_Interface dataset entries:_
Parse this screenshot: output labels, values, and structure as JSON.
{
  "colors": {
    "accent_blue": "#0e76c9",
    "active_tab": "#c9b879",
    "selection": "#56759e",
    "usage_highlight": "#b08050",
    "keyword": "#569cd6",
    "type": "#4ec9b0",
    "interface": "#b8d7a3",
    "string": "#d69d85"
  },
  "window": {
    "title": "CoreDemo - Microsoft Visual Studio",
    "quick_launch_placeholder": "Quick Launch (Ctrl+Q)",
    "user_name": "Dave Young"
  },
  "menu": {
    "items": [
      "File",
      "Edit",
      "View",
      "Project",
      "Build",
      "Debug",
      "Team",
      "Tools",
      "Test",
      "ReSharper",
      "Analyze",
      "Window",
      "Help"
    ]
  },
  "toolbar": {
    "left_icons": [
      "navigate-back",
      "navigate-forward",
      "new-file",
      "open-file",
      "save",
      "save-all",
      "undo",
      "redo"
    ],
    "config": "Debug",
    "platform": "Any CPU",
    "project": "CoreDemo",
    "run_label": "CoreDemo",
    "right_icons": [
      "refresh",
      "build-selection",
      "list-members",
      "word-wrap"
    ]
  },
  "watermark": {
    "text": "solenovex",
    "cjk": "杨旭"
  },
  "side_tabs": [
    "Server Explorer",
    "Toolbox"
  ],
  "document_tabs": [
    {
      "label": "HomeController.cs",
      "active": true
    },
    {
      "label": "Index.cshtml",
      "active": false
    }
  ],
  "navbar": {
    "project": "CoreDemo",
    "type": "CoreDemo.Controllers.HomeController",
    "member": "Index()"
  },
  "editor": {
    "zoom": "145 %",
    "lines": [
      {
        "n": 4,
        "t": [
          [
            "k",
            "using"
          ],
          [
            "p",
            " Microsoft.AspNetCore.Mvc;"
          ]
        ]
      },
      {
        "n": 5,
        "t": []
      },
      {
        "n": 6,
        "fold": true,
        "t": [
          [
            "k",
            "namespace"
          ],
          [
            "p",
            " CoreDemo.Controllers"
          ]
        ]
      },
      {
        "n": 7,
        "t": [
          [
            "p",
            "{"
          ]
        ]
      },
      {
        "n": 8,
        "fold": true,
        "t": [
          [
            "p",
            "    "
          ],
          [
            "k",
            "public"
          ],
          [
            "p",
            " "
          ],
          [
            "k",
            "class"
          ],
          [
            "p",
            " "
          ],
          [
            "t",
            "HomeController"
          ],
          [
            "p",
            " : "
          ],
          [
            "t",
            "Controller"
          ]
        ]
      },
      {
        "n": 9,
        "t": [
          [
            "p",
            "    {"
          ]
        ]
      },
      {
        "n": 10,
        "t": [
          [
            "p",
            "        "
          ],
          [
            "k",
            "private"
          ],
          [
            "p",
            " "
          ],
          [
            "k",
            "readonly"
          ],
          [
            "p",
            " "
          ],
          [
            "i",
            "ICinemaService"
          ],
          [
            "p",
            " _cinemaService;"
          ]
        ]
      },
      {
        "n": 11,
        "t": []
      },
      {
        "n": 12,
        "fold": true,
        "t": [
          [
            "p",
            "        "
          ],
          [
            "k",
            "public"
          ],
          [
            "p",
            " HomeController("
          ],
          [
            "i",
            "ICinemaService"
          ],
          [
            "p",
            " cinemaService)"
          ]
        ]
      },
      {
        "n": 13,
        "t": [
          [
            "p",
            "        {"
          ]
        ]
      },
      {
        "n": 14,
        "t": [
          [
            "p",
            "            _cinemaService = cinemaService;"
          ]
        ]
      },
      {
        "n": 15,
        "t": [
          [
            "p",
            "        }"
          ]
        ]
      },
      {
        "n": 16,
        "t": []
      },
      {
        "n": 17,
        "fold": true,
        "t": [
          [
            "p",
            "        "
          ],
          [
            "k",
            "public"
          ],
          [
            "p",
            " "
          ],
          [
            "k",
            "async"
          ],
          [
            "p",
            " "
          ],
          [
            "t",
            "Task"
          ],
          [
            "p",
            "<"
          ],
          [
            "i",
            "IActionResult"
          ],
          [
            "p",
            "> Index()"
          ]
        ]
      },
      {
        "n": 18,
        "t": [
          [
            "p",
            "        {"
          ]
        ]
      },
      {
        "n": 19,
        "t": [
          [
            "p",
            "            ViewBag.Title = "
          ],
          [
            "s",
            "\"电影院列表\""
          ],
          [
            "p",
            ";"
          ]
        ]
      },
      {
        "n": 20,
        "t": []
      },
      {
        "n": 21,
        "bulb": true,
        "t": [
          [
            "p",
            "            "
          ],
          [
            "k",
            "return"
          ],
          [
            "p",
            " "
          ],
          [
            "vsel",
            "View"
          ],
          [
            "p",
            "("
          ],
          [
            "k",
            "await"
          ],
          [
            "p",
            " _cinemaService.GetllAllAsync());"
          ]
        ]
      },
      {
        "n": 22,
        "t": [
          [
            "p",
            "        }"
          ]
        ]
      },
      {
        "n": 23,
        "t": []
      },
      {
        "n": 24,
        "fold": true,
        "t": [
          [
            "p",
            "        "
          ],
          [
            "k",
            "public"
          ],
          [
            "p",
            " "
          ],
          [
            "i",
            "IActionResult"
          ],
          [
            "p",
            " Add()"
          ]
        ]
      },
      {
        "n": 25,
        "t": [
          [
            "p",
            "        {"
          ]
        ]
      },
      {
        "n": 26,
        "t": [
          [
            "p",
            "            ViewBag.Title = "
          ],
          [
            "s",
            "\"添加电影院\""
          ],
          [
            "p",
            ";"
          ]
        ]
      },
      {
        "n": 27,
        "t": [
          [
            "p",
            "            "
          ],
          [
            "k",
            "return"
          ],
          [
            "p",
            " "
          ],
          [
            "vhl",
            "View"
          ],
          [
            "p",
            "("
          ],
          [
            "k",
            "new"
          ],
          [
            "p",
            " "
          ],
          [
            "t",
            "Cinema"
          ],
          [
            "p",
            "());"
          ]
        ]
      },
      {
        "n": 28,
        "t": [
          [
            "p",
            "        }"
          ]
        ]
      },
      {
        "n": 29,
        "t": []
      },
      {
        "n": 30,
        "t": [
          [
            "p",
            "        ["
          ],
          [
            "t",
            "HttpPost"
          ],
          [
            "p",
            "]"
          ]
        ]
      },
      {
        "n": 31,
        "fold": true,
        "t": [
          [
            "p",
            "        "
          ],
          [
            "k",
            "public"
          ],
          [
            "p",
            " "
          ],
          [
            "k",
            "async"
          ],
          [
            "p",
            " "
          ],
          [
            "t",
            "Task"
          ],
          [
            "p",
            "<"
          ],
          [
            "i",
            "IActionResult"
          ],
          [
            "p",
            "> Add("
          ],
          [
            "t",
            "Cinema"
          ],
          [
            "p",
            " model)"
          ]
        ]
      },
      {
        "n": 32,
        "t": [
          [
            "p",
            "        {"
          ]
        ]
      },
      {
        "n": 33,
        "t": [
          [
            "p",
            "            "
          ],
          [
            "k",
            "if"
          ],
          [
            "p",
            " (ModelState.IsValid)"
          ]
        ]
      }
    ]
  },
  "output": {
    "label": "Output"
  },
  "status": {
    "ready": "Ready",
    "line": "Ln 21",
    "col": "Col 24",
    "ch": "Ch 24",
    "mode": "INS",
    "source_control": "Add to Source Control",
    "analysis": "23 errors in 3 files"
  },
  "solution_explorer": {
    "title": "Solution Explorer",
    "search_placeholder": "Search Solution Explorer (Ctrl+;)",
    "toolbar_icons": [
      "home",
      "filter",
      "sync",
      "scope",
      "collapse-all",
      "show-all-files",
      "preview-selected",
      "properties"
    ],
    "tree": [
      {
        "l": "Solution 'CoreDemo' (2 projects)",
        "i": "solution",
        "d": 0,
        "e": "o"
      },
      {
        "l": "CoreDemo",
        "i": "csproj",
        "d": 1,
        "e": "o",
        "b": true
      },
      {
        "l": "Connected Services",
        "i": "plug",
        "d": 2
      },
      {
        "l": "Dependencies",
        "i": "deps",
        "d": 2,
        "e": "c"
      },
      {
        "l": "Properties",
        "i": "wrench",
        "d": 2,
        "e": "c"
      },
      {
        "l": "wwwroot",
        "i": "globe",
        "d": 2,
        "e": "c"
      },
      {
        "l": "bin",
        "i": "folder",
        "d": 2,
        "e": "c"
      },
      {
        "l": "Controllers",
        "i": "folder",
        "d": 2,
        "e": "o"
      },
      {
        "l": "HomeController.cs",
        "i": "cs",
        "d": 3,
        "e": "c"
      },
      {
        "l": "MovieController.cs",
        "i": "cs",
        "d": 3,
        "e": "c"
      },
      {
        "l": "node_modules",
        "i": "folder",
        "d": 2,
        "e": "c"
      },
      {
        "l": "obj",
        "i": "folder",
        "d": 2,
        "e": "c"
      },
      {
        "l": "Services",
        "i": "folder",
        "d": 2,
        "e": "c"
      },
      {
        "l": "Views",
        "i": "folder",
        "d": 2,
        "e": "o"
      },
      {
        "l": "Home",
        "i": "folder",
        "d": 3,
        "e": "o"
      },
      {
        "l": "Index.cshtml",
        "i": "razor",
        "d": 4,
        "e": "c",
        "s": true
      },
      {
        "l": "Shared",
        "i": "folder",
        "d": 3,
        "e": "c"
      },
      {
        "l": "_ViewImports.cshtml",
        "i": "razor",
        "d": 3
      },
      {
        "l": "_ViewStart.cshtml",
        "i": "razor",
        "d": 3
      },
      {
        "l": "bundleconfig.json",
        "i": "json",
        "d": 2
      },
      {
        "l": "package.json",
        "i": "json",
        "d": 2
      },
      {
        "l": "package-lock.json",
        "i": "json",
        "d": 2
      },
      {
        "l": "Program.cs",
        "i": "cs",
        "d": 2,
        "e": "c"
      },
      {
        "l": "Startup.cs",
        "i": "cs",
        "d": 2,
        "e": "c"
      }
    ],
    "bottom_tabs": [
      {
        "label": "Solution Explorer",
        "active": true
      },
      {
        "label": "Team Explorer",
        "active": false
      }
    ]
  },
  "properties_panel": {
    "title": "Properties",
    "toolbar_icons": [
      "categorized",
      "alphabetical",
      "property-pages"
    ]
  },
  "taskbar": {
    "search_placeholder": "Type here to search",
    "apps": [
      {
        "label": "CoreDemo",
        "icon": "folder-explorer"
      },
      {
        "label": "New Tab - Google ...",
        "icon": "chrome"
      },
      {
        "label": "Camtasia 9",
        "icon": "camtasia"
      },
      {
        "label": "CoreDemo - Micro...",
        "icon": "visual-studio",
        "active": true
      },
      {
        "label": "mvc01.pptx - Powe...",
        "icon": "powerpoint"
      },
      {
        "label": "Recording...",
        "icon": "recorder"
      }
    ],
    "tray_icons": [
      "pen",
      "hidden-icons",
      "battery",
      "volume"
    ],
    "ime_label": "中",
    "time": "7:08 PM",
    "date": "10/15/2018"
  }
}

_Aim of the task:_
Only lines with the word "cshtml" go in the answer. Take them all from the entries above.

_Written solution:_
      "label": "Index.cshtml",
        "l": "Index.cshtml",
        "l": "_ViewImports.cshtml",
        "l": "_ViewStart.cshtml",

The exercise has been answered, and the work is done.